Exercise brief ▸ The required lines are those that contain "message"; pull them out of the data and copy them.

Data about app and page elements:
= = =

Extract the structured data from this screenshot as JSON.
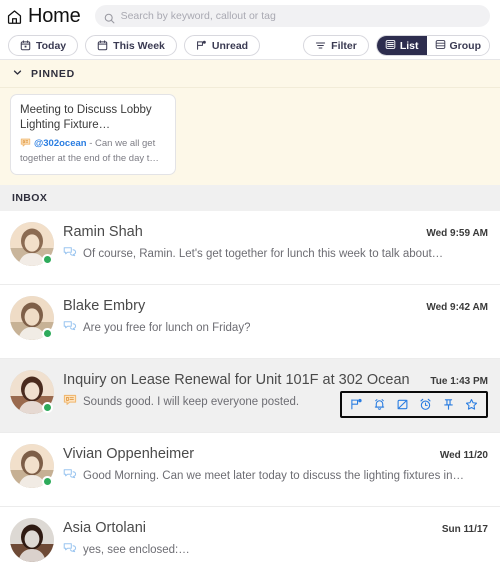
{
  "header": {
    "home_label": "Home",
    "home_icon": "home-icon",
    "search_icon": "search-icon",
    "search_placeholder": "Search by keyword, callout or tag",
    "search_value": ""
  },
  "filterbar": {
    "chips": [
      {
        "label": "Today",
        "icon": "calendar-today-icon"
      },
      {
        "label": "This Week",
        "icon": "calendar-week-icon"
      },
      {
        "label": "Unread",
        "icon": "unread-flag-icon"
      }
    ],
    "filter_label": "Filter",
    "filter_icon": "filter-icon",
    "views": [
      {
        "label": "List",
        "icon": "list-view-icon",
        "active": true
      },
      {
        "label": "Group",
        "icon": "group-view-icon",
        "active": false
      }
    ]
  },
  "pinned": {
    "section_label": "PINNED",
    "chevron_icon": "chevron-down-icon",
    "card": {
      "title": "Meeting to Discuss Lobby Lighting Fixture…",
      "icon": "message-card-icon",
      "tag": "@302ocean",
      "snippet": " - Can we all get together at the end of the day t…"
    }
  },
  "inbox": {
    "section_label": "INBOX",
    "accent_blue": "#2a7de1",
    "selected_bg": "#f0f0f0",
    "online_color": "#2eab5b",
    "rows": [
      {
        "name": "Ramin Shah",
        "time": "Wed 9:59 AM",
        "snippet": "Of course, Ramin. Let's get together for lunch this week to talk about…",
        "icon": "chat-bubbles-icon",
        "online": true,
        "selected": false
      },
      {
        "name": "Blake Embry",
        "time": "Wed 9:42 AM",
        "snippet": "Are you free for lunch on Friday?",
        "icon": "chat-bubbles-icon",
        "online": true,
        "selected": false
      },
      {
        "name": "Inquiry on Lease Renewal for Unit 101F at 302 Ocean",
        "time": "Tue 1:43 PM",
        "snippet": "Sounds good. I will keep everyone posted.",
        "icon": "message-card-icon",
        "online": true,
        "selected": true
      },
      {
        "name": "Vivian Oppenheimer",
        "time": "Wed 11/20",
        "snippet": "Good Morning. Can we meet later today to discuss the lighting fixtures in…",
        "icon": "chat-bubbles-icon",
        "online": true,
        "selected": false
      },
      {
        "name": "Asia Ortolani",
        "time": "Sun 11/17",
        "snippet": "yes, see enclosed:…",
        "icon": "chat-bubbles-icon",
        "online": false,
        "selected": false
      }
    ]
  },
  "row_actions": [
    {
      "name": "mark-unread-action",
      "icon": "unread-flag-icon"
    },
    {
      "name": "notify-action",
      "icon": "bell-icon"
    },
    {
      "name": "mute-action",
      "icon": "mute-icon"
    },
    {
      "name": "snooze-action",
      "icon": "alarm-clock-icon"
    },
    {
      "name": "pin-action",
      "icon": "pin-icon"
    },
    {
      "name": "favorite-action",
      "icon": "star-icon"
    }
  ]
}
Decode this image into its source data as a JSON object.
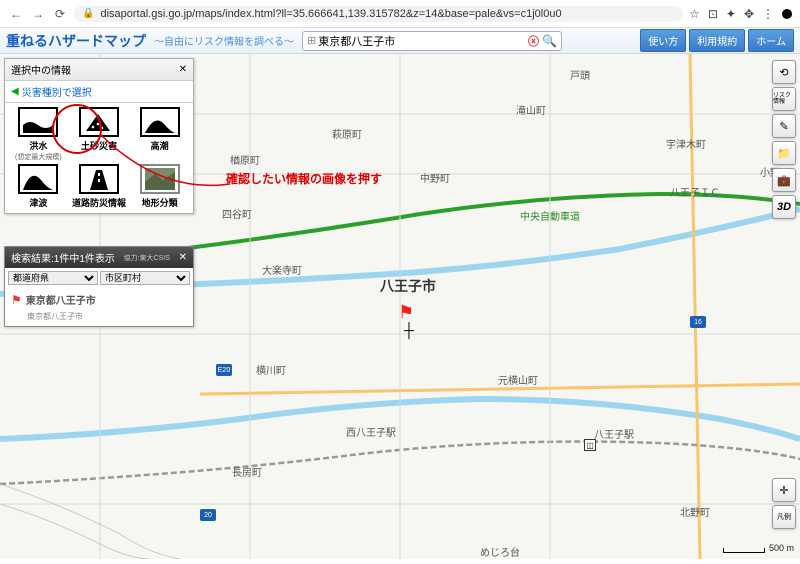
{
  "browser": {
    "url": "disaportal.gsi.go.jp/maps/index.html?ll=35.666641,139.315782&z=14&base=pale&vs=c1j0l0u0"
  },
  "header": {
    "title": "重ねるハザードマップ",
    "subtitle": "～自由にリスク情報を調べる～",
    "search_value": "東京都八王子市"
  },
  "hdr_buttons": [
    "使い方",
    "利用規約",
    "ホーム"
  ],
  "panel": {
    "title": "選択中の情報",
    "tab": "災害種別で選択"
  },
  "hazards": [
    {
      "name": "洪水",
      "sub": "(想定最大規模)"
    },
    {
      "name": "土砂災害",
      "sub": ""
    },
    {
      "name": "高潮",
      "sub": ""
    },
    {
      "name": "津波",
      "sub": ""
    },
    {
      "name": "道路防災情報",
      "sub": ""
    },
    {
      "name": "地形分類",
      "sub": ""
    }
  ],
  "annotation": "確認したい情報の画像を押す",
  "panel2": {
    "title": "検索結果:1件中1件表示",
    "credit": "協力:東大CSIS",
    "sel1": "都道府県",
    "sel2": "市区町村",
    "result_name": "東京都八王子市",
    "result_sub": "東京都八王子市"
  },
  "tools": {
    "reset": "⟲",
    "risk": "リスク情報",
    "pencil": "✎",
    "folder": "📁",
    "bag": "💼",
    "threed": "3D",
    "cross": "✛",
    "layers": "凡例"
  },
  "scale": {
    "label": "500 m"
  },
  "labels": {
    "hachioji": "八王子市",
    "yokokawa": "横川町",
    "otsu": "大楽寺町",
    "yotsuya": "四谷町",
    "hagi": "萩原町",
    "nagabusa": "長房町",
    "nakano": "中野町",
    "takiyama": "滝山町",
    "togashira": "戸頭",
    "uzu": "宇津木町",
    "ono": "小野",
    "chuo": "中央自動車道",
    "ic": "八王子ＩＣ",
    "nishi_sta": "西八王子駅",
    "hachi_sta": "八王子駅",
    "motoyoko": "元横山町",
    "kitano": "北野町",
    "mejiro": "めじろ台",
    "narahara": "楢原町",
    "e20": "E20",
    "r16": "16",
    "r20": "20"
  }
}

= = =

Result of this task ▸
      "icon": "message-card-icon",
        "icon": "message-card-icon",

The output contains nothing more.